lit terms 4 rhythm meter22
Lit.Terms 4: rhythm & meter
  • Imagine a new Di-no-saur exhibit at the natural history museum. Point to the huge, high head and the descending body. Yell, “DAC-tyl-ic, DAC-tyl-ic!”
lit terms 4 rhythm meter23
Lit.Terms 4: rhythm & meter
  • Here’s a line of dactylic tetrameter:

“Just for a handful of silver he left us.”

   

“Just for a handful of silver he left us.”

lit terms 4 rhythm meter24
Lit.Terms 4: rhythm & meter

“Picture yourself in a boat by a river with

tangerine trees and marmalade skii- iies…”

lit terms 4 rhythm meter25
Lit.Terms 4: rhythm & meter

   
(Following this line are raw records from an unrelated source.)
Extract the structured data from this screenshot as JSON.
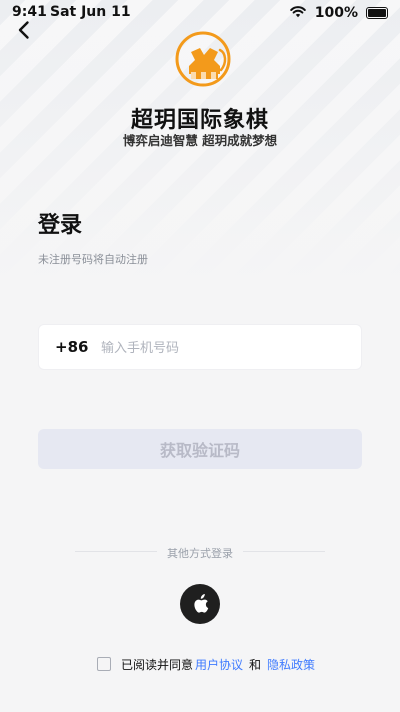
{
  "status_bar": {
    "time": "9:41",
    "date": "Sat Jun 11",
    "battery": "100%"
  },
  "brand": {
    "title": "超玥国际象棋",
    "subtitle": "博弈启迪智慧 超玥成就梦想",
    "accent_color": "#f39a1b"
  },
  "login": {
    "title": "登录",
    "hint": "未注册号码将自动注册",
    "country_code": "+86",
    "phone_placeholder": "输入手机号码",
    "get_code_button": "获取验证码"
  },
  "alt_login": {
    "label": "其他方式登录",
    "apple_icon": "apple-icon"
  },
  "terms": {
    "prefix": "已阅读并同意",
    "user_agreement": "用户协议",
    "and": "和",
    "privacy_policy": "隐私政策",
    "link_color": "#3f7bff"
  }
}
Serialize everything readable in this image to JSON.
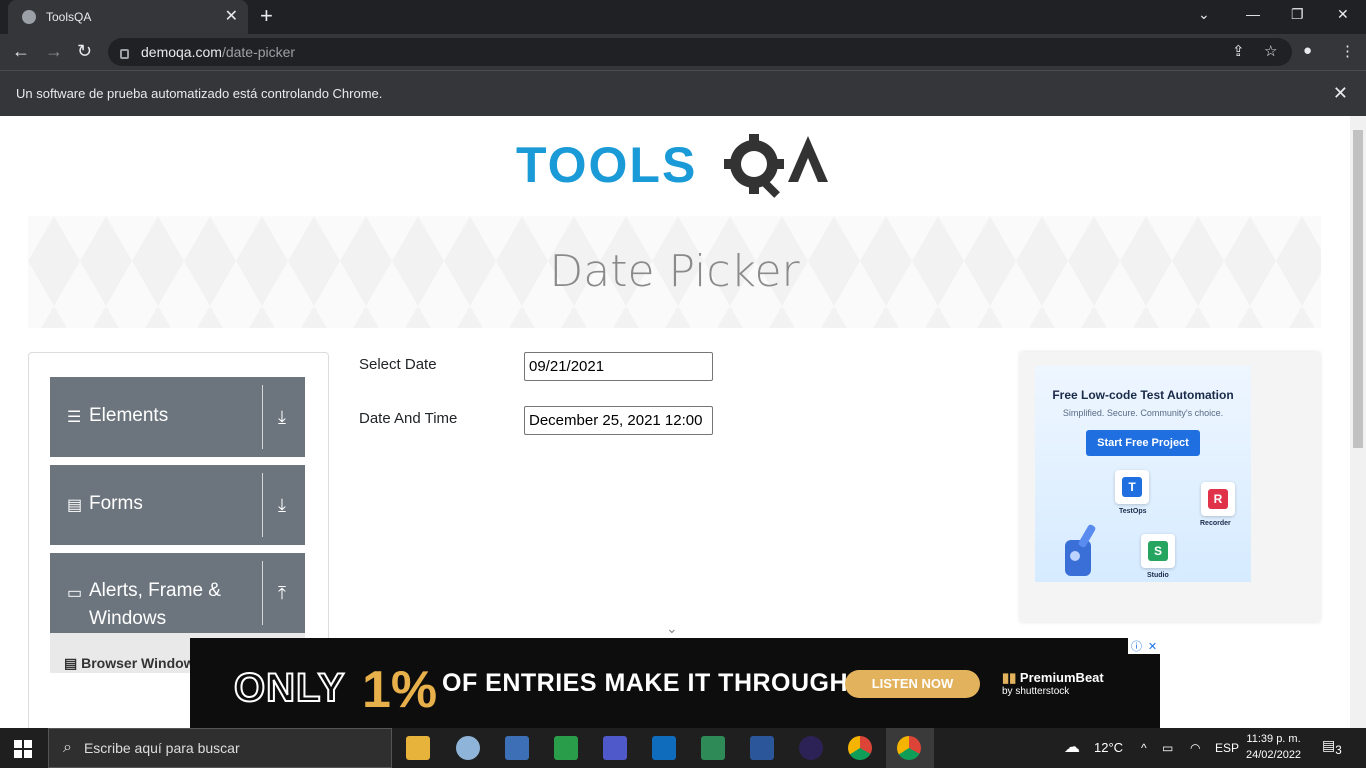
{
  "browser": {
    "tab_title": "ToolsQA",
    "url_host": "demoqa.com",
    "url_path": "/date-picker",
    "infobar_text": "Un software de prueba automatizado está controlando Chrome."
  },
  "page": {
    "logo_text": "TOOLSQA",
    "title": "Date Picker",
    "sidebar": {
      "groups": [
        {
          "label": "Elements",
          "icon": "hamburger-icon",
          "expanded": false
        },
        {
          "label": "Forms",
          "icon": "document-icon",
          "expanded": false
        },
        {
          "label": "Alerts, Frame & Windows",
          "icon": "window-icon",
          "expanded": true
        }
      ],
      "sub_item": "Browser Windows"
    },
    "form": {
      "select_date_label": "Select Date",
      "select_date_value": "09/21/2021",
      "date_time_label": "Date And Time",
      "date_time_value": "December 25, 2021 12:00"
    }
  },
  "side_ad": {
    "title": "Free Low-code Test Automation",
    "subtitle": "Simplified. Secure. Community's choice.",
    "cta": "Start Free Project",
    "products": [
      "TestOps",
      "Recorder",
      "Studio"
    ],
    "product_letters": [
      "T",
      "R",
      "S"
    ]
  },
  "bottom_ad": {
    "only": "ONLY",
    "percent": "1%",
    "rest": "OF ENTRIES MAKE IT THROUGH",
    "cta": "LISTEN NOW",
    "brand": "PremiumBeat",
    "brand_sub": "by shutterstock"
  },
  "taskbar": {
    "search_placeholder": "Escribe aquí para buscar",
    "weather": "12°C",
    "language": "ESP",
    "time": "11:39 p. m.",
    "date": "24/02/2022",
    "notification_count": "3"
  },
  "colors": {
    "sidebar_group": "#6c757d",
    "logo_blue": "#1a9ad6",
    "logo_dark": "#333333",
    "ad_cta": "#1f6fe0",
    "listen_cta": "#e3b25d",
    "percent_gold": "#e8b04b"
  }
}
“Picture yourself in a boat by a river with

   

tangerine trees and marmalade skii- ii ies…”

lit terms 4 rhythm meter26
Lit.Terms 4: rhythm & meter
  • You know that it would be untrue,You know that I would be a liar,If I was to say to youGirl, we couldn’t get much higher.Come on, baby, light my fire.Try to set the night on fire.
  • --Jim Morrison, “Light My Fire”
lit terms 4 rhythm meter27
Lit.Terms 4: rhythm & meter

   

You know that it

   

would be untrue,   

You know that I

   

would be a liar,

lit terms 4 rhythm meter28
Lit.Terms 4: rhythm & meter

   

If I was to say to you   

Girl, we couldn’t get much higher.   

Come on, baby, light my fire.   

Try to set the night on fire.

--Jim Morrison, “Light My Fire”

lit terms 4 rhythm meter29
Lit.Terms 4: rhythm & meter

Spondee Pyrrhic

 

Spondee and pyrrhic are called feet, even though they contain only one kind of stressed syllable. They are never used as the sole meter of a poem; if they were, it would be like the steady impact of nails being hammered into a board--no pleasure to hear or dance to.

lit terms 4 rhythm meter30
Lit.Terms 4: rhythm & meter
  • Inserted now and then, spondee and pyrric can lend emphasis and variety to a meter, as Yeats well knew when he broke up the predominantly iambic rhythm of “Who Goes With Fergus?” with the line:

And the white breast of the dim sea,

lit terms 4 rhythm meter31
Lit.Terms 4: rhythm & meter
  •      

And the white breast of the dim sea,

lit terms 4 rhythm meter32
Lit.Terms 4: rhythm & meter

Amphibrach Amphimacer



  • The amphibrach and amphimacer are often omitted when scanning poetry.
lit terms 4 rhythm meter33
Lit.Terms 4: rhythm & meter



  • Amphibrach
  • Think of a frog jumping from lily pad to lily pad croaking “am PHI brach!”
lit terms 4 rhythm meter34
Amphimacer



Camelot

Think of a knight holding 2 swords aloft.

Lit.Terms 4: rhythm & meter
scan the lines below
Scan the lines below:

Live thy Life,Young and old,Like yon oak,Bright in spring,Living gold;

Alfred Lord Tennyson